Literature & the Pursuit of Scholarly Excellence (Alumna Interaction: 12)

Literature & the Pursuit of Scholarly Excellence

The Dept. of English organized the 12th Alumna Interaction Session on 8 May, 2021. Megha Sharma from the class of 2017 was invited to speak on the topic "Literature & the Pursuit of Scholarly Excellence". 

Ms. Megha explored the study of Literature and the prerequisites for literary research. She highlighted many important points that help one in critically studying Literature, eg. a firm grip over the text in consideration, including its background, and author; and, the development of the overarching perspective that looks across theoretical boundaries and allows for a scholarly understanding of what she called "multiple realities". She illustrated some well-known texts to show how often the implicit details remain untouched but must be taken into account. She pointed out, for example, Jane Austen's Mansfield Park, the story of a young girl achieving emancipation, as also having scattered elements of plantation and slavery. Similarly, Daniel Defoe's Robinson Crusoe can be studied as an objective memoir. With such deep insights, the speaker also discussed the significance of the awareness of the gap between one's understanding of Literature and its historical and contemporary implications. This gap, she noted, gives more space for better analysis and deeper research.

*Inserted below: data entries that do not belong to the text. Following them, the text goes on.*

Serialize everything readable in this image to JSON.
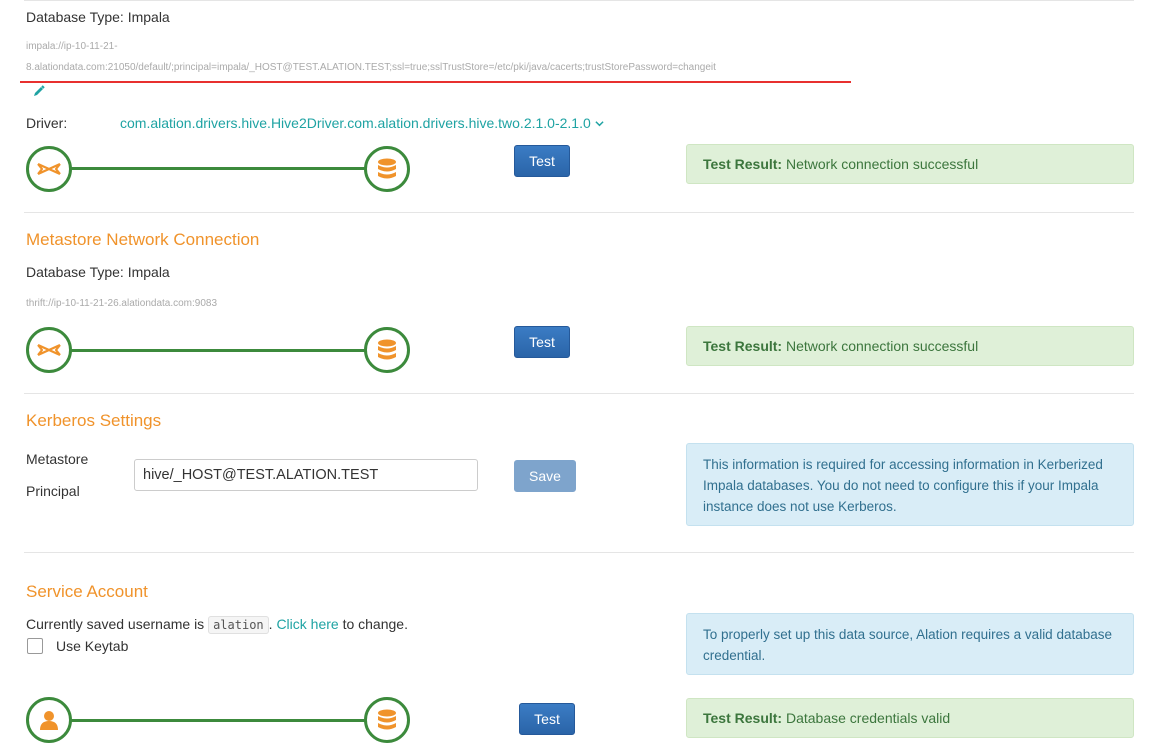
{
  "impala": {
    "db_type": "Database Type: Impala",
    "url_line1": "impala://ip-10-11-21-",
    "url_line2": "8.alationdata.com:21050/default/;principal=impala/_HOST@TEST.ALATION.TEST;ssl=true;sslTrustStore=/etc/pki/java/cacerts;trustStorePassword=changeit",
    "driver_label": "Driver:",
    "driver_value": "com.alation.drivers.hive.Hive2Driver.com.alation.drivers.hive.two.2.1.0-2.1.0",
    "test_label": "Test",
    "result_prefix": "Test Result:",
    "result_text": "Network connection successful"
  },
  "metastore": {
    "title": "Metastore Network Connection",
    "db_type": "Database Type: Impala",
    "uri": "thrift://ip-10-11-21-26.alationdata.com:9083",
    "test_label": "Test",
    "result_prefix": "Test Result:",
    "result_text": "Network connection successful"
  },
  "kerberos": {
    "title": "Kerberos Settings",
    "principal_label_1": "Metastore",
    "principal_label_2": "Principal",
    "principal_value": "hive/_HOST@TEST.ALATION.TEST",
    "save_label": "Save",
    "info_text": "This information is required for accessing information in Kerberized Impala databases. You do not need to configure this if your Impala instance does not use Kerberos."
  },
  "service_account": {
    "title": "Service Account",
    "saved_prefix": "Currently saved username is",
    "username": "alation",
    "link_text": "Click here",
    "saved_suffix": "to change.",
    "keytab_label": "Use Keytab",
    "keytab_checked": false,
    "info_text": "To properly set up this data source, Alation requires a valid database credential.",
    "test_label": "Test",
    "result_prefix": "Test Result:",
    "result_text": "Database credentials valid"
  },
  "colors": {
    "accent_orange": "#f0932b",
    "success_green": "#3c8a3c",
    "link_teal": "#1fa3a3",
    "button_blue": "#2a64a8",
    "underline_red": "#e8302f"
  },
  "icons": [
    "connector-icon",
    "database-icon",
    "user-icon",
    "pencil-icon",
    "chevron-down-icon"
  ]
}
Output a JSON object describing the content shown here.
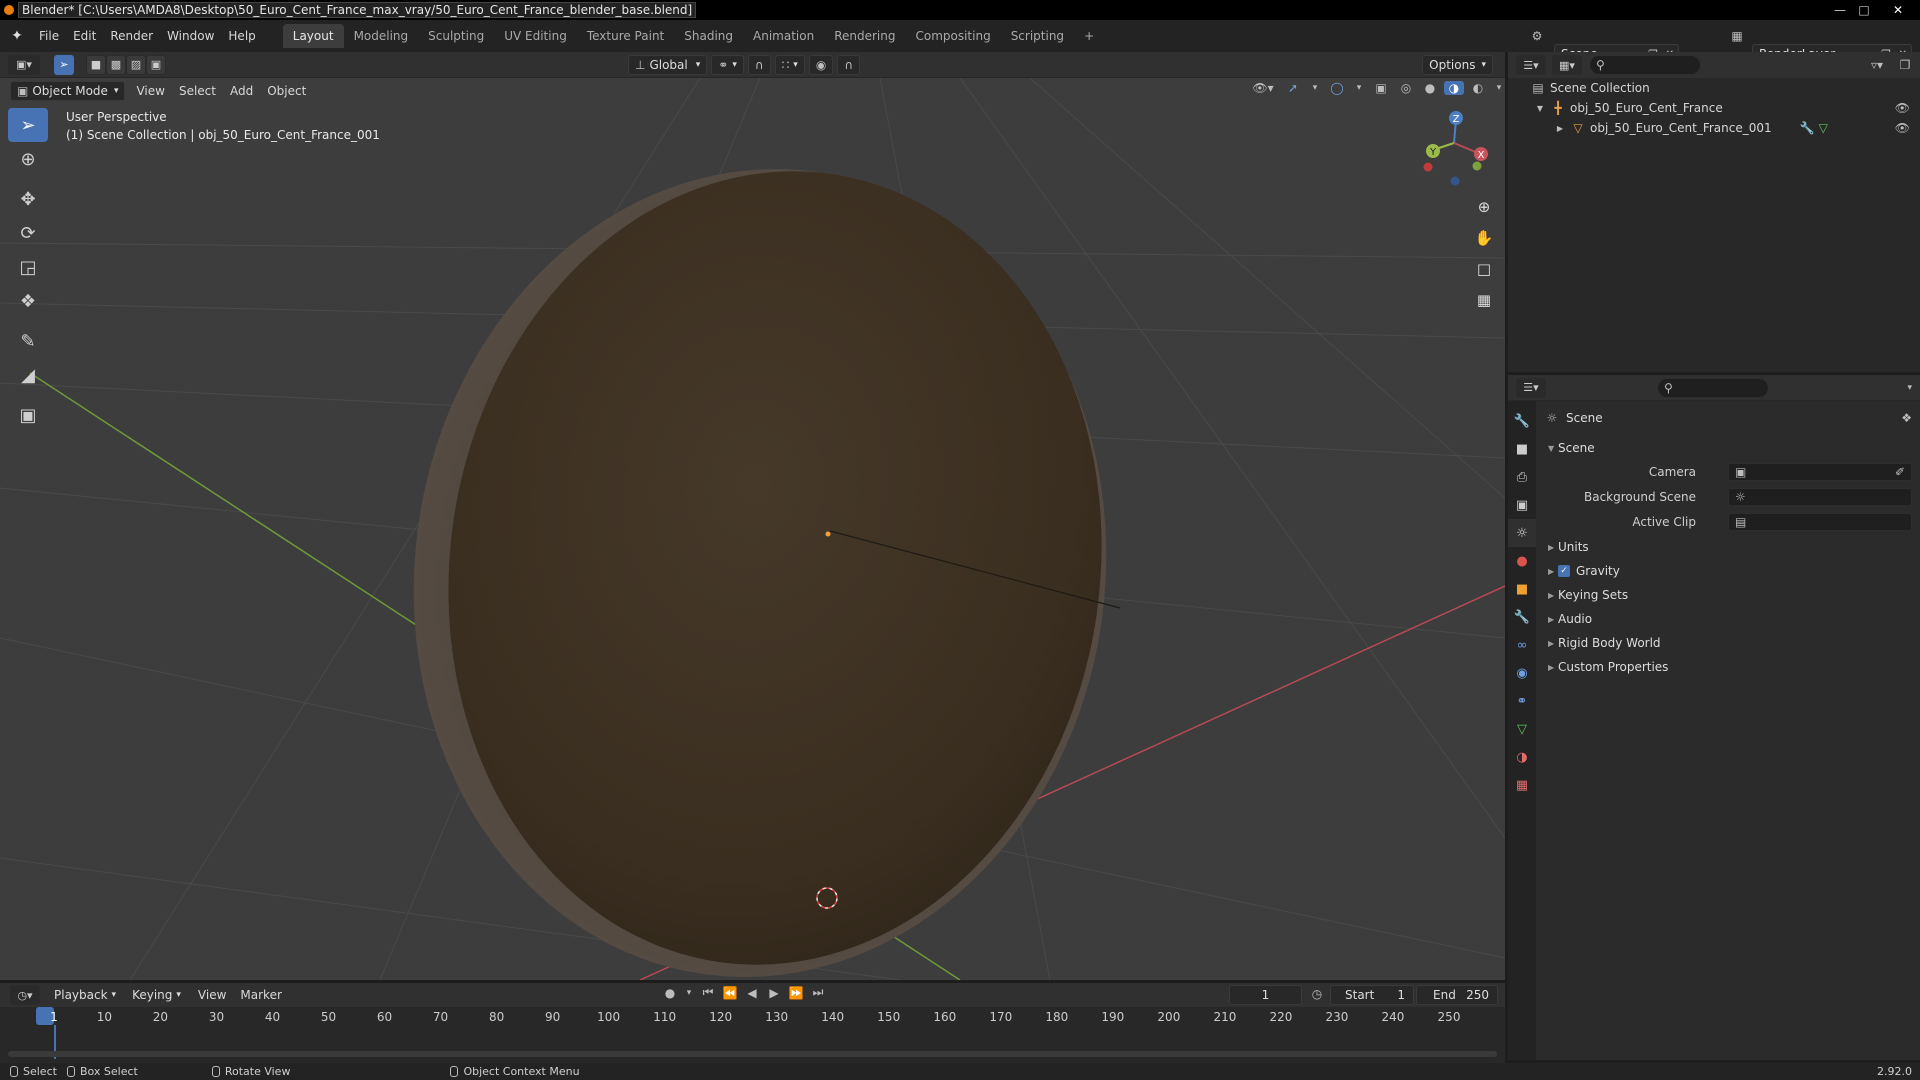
{
  "titlebar": {
    "title": "Blender* [C:\\Users\\AMDA8\\Desktop\\50_Euro_Cent_France_max_vray/50_Euro_Cent_France_blender_base.blend]",
    "buttons": [
      "minimize",
      "maximize",
      "close"
    ]
  },
  "menubar": {
    "menus": [
      "File",
      "Edit",
      "Render",
      "Window",
      "Help"
    ],
    "workspaces": [
      "Layout",
      "Modeling",
      "Sculpting",
      "UV Editing",
      "Texture Paint",
      "Shading",
      "Animation",
      "Rendering",
      "Compositing",
      "Scripting"
    ],
    "active_workspace": "Layout",
    "add_tab": "+",
    "scene": "Scene",
    "view_layer": "RenderLayer"
  },
  "tool_header": {
    "orientation": "Global",
    "options": "Options"
  },
  "viewport_header": {
    "mode": "Object Mode",
    "menus": [
      "View",
      "Select",
      "Add",
      "Object"
    ]
  },
  "viewport": {
    "perspective_label": "User Perspective",
    "collection_label": "(1) Scene Collection | obj_50_Euro_Cent_France_001",
    "gizmo_axes": [
      "X",
      "Y",
      "Z"
    ],
    "colors": {
      "background": "#3d3d3d",
      "x_axis": "#b84a52",
      "y_axis": "#6e9a3a",
      "coin": "#3c3020"
    }
  },
  "toolbar": {
    "tools": [
      "select-box",
      "cursor",
      "move",
      "rotate",
      "scale",
      "transform",
      "annotate",
      "measure",
      "add-cube"
    ]
  },
  "outliner": {
    "root": "Scene Collection",
    "items": [
      {
        "label": "obj_50_Euro_Cent_France",
        "depth": 1
      },
      {
        "label": "obj_50_Euro_Cent_France_001",
        "depth": 2
      }
    ]
  },
  "properties": {
    "context": "Scene",
    "panel_title": "Scene",
    "fields": [
      {
        "label": "Camera",
        "value": ""
      },
      {
        "label": "Background Scene",
        "value": ""
      },
      {
        "label": "Active Clip",
        "value": ""
      }
    ],
    "sections": [
      "Units",
      "Gravity",
      "Keying Sets",
      "Audio",
      "Rigid Body World",
      "Custom Properties"
    ],
    "gravity_checked": true
  },
  "timeline": {
    "menus": [
      "Playback",
      "Keying",
      "View",
      "Marker"
    ],
    "current_frame": "1",
    "start_label": "Start",
    "start": "1",
    "end_label": "End",
    "end": "250",
    "ticks": [
      "1",
      "10",
      "20",
      "30",
      "40",
      "50",
      "60",
      "70",
      "80",
      "90",
      "100",
      "110",
      "120",
      "130",
      "140",
      "150",
      "160",
      "170",
      "180",
      "190",
      "200",
      "210",
      "220",
      "230",
      "240",
      "250"
    ]
  },
  "statusbar": {
    "items": [
      "Select",
      "Box Select",
      "Rotate View",
      "Object Context Menu"
    ],
    "version": "2.92.0"
  }
}
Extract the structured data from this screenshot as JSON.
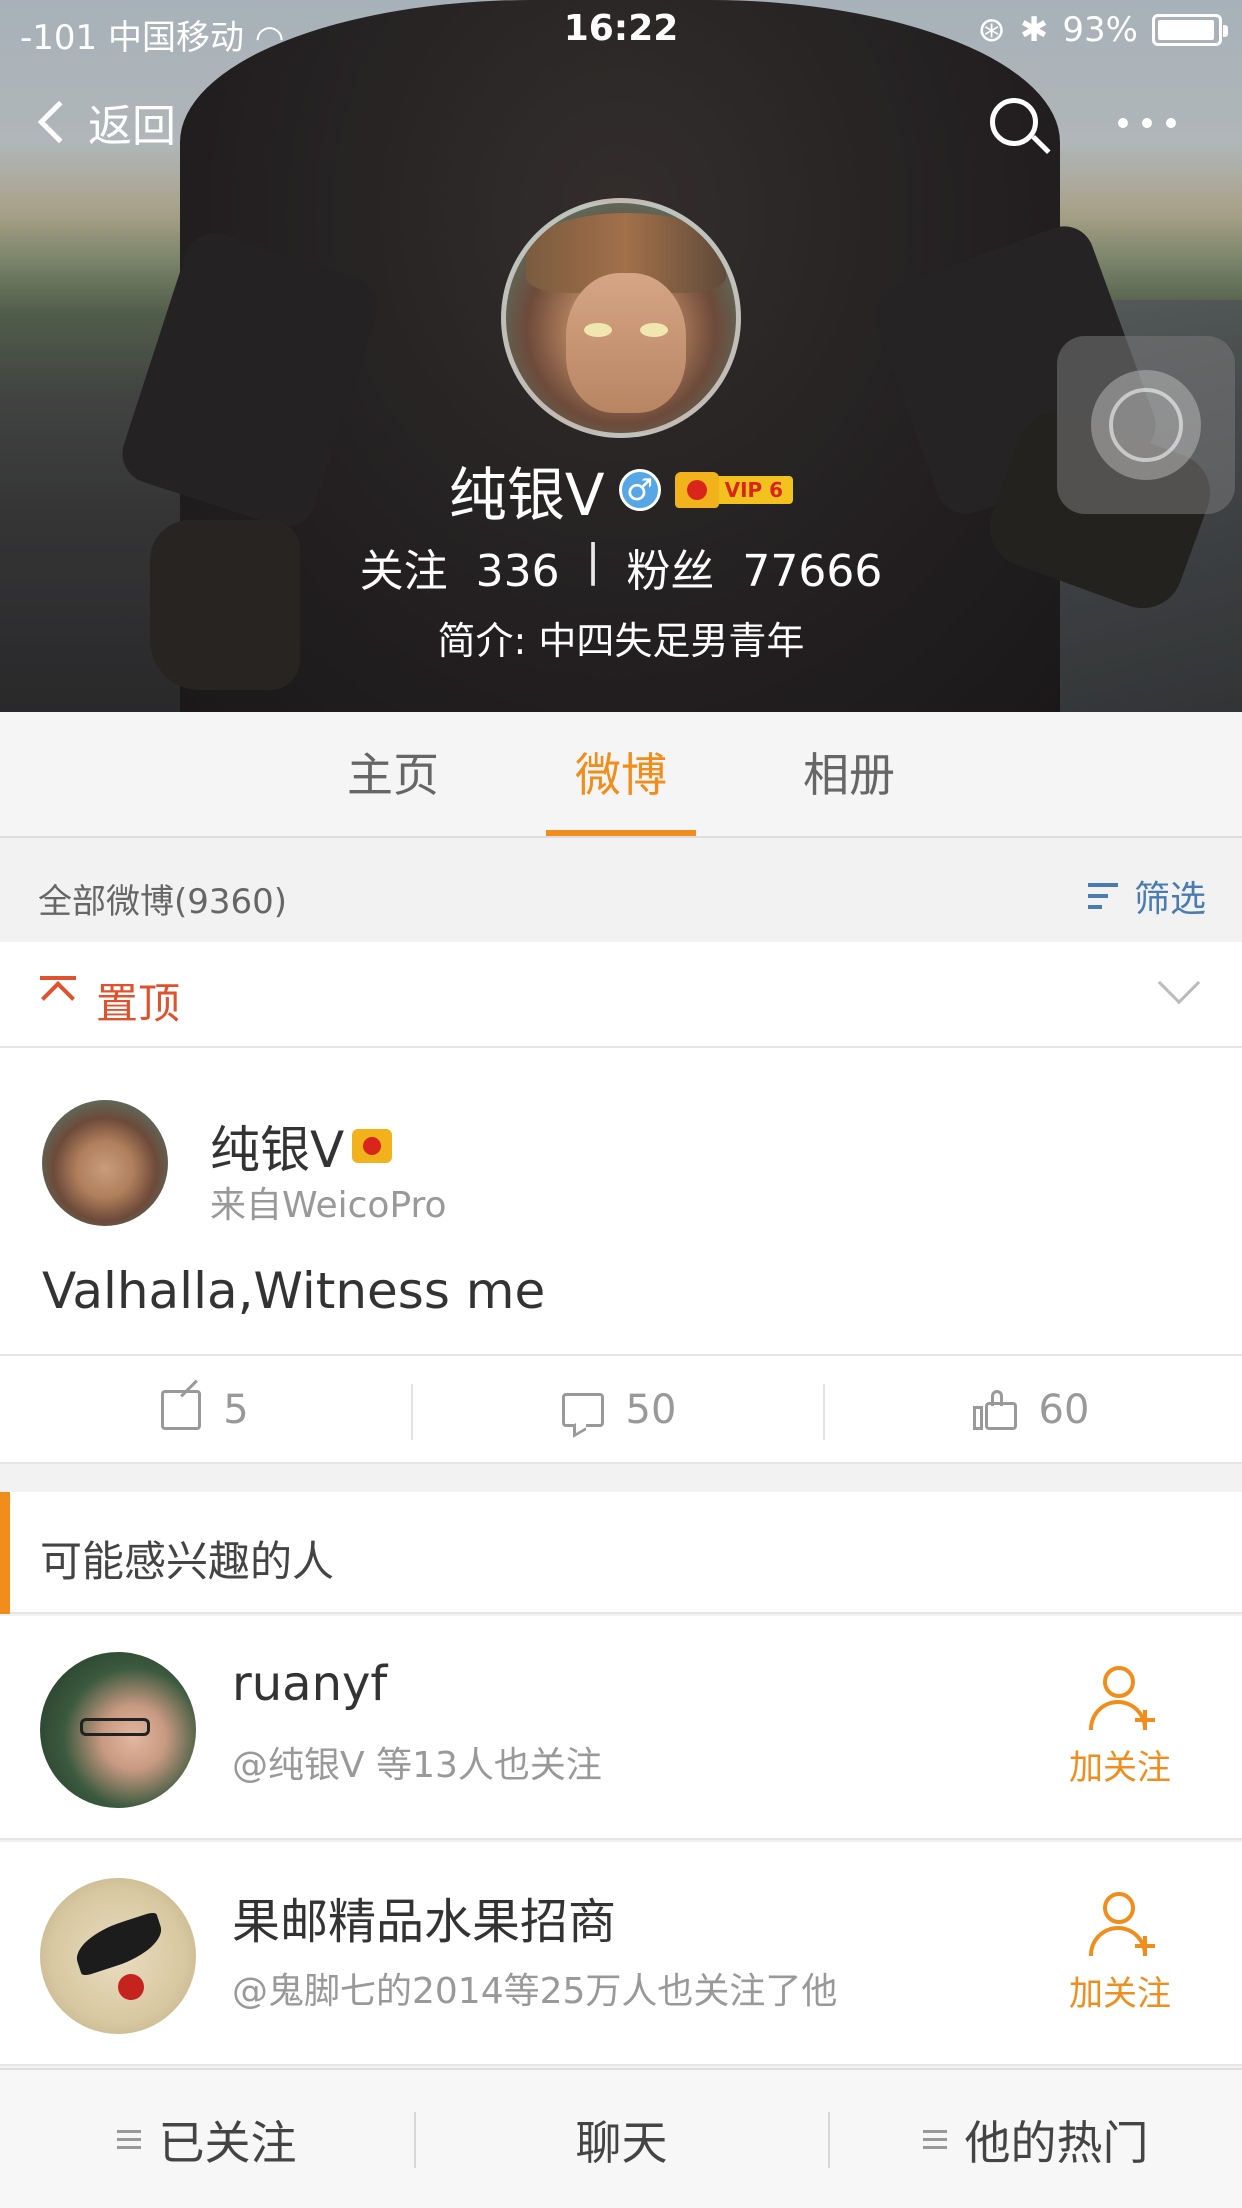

Ms. Megha further talked about the more nuanced aspects of Literature such as graphic novels, comic books, films and even memes and graffiti, and elaborated on how such newer perspectives have transformed Literature from being just on the page to becoming a medium of communication. She foscussed especially on Film and Memory studies, as her chosen field of research. Citing examples from Salman Rushdie's Midnight's Children to the movie Drishyam, she highlighted concepts such as alternative realities and the Coleridgean "willing suspension of disbelief." To end her talk, the speaker placed 'memory' and 'forgetting' in the real world socio-political frame to indicate the wider ramifications of such concepts.

The talk was followed by an interactive session wherein questions and observations were exchanged. The speaker also talked about her own research on Shyam Benegal's films and listed out some interesting theories and articles related to film and memory studies, some of them being Julia Kristeva's theories of subjectivity, Edward Said's essay entitled "Invention, Memory, and Place", and Fentress and Wickham's Social Memory. The session, thus, turned out to be an insightful exploration of literature and research.